That article on Moby Lives was hilarious, TLB. Fuckin' Barnes & Noble - didn't like the cover art? Give me a break.

TLB said...

You people have dirty, dirty minds. First the Danza slap and now the Kum & Go. Is nothing sacred?

the plunge said...

However, the fact that we never notice that Kum & Go is a weird name anymore says something about the nature of the sign and the signifier. Now when I read the word "Cum" in a normal context, I think, "How could they commandeer the name of that poor gas station for such a lurid purpose?"

At any rate, I bet "Cum" wasn't a recognizable variant when "Kum&Go" came around. Pete's nifty etymology tool seems to agree.

It's true though, there's something extra disgusting about spelling Kum with a "K".

Lumpy said...

I'm crushed to find out the truth behind the Kum and Go. A girl in my ballet class told me that Kum and Go was originally, and for years and years, named "Cum and Go" and that the name was only changed when the owners, stodgy-old-Iowa-pioneer types, were shamed into changing it, after years of not understanding why their signs kept getting stolen.

What will I tell my out-of-town friends now, when they start laughing like hyenas every time we drive by the gas station?

molfe said...

Props to Bret Anthony Johnston for working Kum & Go into a story (title story? I forget) in "Corpus Christi."

Jane said...

There is a cabin named "Kum-n-Go" at the YMCA camp in New Hampshire that I go to with Alastair's family.
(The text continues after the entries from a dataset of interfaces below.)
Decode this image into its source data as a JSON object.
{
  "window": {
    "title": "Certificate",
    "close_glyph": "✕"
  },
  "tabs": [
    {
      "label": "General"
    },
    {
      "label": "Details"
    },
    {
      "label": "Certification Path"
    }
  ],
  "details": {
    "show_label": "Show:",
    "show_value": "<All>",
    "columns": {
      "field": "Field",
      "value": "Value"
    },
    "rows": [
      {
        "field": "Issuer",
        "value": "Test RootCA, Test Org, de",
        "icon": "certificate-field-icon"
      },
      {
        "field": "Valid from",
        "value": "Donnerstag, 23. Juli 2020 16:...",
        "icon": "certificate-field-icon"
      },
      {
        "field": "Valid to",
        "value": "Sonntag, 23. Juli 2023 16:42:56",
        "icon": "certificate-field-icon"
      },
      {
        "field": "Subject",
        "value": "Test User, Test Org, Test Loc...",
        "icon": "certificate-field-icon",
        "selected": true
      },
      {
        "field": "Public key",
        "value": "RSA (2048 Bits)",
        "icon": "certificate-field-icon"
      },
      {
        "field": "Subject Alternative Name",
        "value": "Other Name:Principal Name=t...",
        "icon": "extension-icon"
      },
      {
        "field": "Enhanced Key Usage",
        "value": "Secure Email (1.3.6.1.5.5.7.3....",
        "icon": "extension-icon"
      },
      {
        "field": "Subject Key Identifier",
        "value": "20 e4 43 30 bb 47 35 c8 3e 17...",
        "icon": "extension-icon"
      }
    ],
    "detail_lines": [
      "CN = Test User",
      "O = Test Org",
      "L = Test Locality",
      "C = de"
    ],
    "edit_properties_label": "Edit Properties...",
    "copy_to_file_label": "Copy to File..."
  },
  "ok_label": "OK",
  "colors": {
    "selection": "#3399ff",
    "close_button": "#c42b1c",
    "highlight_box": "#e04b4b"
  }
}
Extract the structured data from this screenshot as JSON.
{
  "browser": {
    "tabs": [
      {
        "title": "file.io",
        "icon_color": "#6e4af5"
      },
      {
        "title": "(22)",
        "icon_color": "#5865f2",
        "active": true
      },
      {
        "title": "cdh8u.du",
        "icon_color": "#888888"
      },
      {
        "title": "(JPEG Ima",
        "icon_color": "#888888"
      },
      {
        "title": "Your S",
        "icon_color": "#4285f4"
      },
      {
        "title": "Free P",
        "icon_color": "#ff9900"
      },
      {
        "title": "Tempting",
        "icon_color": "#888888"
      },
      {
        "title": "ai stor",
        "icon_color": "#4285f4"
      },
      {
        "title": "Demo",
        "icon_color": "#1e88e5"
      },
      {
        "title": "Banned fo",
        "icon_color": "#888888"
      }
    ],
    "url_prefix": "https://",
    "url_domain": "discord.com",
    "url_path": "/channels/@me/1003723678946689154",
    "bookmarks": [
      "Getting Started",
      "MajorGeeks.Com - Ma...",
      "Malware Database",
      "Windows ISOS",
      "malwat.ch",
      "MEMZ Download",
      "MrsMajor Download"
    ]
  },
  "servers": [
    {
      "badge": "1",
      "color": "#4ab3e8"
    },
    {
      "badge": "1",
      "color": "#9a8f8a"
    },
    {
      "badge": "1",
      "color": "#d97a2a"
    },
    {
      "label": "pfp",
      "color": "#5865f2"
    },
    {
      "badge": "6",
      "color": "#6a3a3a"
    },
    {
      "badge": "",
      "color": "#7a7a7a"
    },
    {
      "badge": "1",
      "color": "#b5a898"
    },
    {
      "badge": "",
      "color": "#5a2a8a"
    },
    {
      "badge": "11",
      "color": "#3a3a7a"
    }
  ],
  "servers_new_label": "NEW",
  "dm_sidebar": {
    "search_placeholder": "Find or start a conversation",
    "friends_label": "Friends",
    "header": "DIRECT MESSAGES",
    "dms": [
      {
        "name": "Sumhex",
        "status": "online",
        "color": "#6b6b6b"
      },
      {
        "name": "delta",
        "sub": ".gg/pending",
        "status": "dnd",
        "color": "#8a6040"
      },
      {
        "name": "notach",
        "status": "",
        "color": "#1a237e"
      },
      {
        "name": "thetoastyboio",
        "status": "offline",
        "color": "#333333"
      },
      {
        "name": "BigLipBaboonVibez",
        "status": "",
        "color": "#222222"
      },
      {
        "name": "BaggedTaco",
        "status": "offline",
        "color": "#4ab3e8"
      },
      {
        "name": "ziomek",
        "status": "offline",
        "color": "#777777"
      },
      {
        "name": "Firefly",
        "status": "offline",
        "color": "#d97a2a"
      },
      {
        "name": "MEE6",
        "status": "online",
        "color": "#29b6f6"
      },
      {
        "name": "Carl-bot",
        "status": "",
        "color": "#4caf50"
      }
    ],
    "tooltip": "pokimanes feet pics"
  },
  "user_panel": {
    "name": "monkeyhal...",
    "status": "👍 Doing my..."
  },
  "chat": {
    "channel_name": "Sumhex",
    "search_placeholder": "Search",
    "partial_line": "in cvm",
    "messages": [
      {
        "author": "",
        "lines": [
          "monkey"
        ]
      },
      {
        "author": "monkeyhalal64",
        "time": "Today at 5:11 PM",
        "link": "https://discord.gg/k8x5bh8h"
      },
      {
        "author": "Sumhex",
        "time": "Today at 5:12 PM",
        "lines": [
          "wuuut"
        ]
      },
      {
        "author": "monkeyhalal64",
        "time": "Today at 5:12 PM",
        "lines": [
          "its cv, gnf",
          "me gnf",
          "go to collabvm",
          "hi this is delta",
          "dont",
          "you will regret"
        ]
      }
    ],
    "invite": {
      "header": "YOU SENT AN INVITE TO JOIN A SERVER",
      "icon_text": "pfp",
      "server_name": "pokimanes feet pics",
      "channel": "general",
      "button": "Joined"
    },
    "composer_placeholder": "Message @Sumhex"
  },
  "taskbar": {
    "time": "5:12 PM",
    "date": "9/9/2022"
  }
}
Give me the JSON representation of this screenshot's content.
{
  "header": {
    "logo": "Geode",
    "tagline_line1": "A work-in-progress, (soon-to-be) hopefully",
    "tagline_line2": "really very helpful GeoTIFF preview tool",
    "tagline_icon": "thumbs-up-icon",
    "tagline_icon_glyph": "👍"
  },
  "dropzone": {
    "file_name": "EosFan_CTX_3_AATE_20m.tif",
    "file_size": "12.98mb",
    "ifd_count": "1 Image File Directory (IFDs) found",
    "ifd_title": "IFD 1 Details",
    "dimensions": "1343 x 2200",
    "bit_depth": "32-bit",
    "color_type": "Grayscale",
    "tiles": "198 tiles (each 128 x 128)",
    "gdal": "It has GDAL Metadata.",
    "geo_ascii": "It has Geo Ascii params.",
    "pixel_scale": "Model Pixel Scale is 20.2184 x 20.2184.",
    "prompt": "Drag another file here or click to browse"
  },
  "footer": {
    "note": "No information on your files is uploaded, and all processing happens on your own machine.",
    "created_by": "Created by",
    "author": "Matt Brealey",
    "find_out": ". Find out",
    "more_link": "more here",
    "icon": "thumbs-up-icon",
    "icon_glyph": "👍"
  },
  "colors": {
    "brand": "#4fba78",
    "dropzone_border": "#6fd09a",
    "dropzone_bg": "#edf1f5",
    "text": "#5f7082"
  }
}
You can see on the wooden sign and on the Adirondack chairs out back where they painted over an earlier rendition, "Cum-n-Go." From my amateur forensic observation, I'd say that it was painted over circa 1990, which is consistent with Pete's research.
Seeing it painted over is almost funnier, somehow.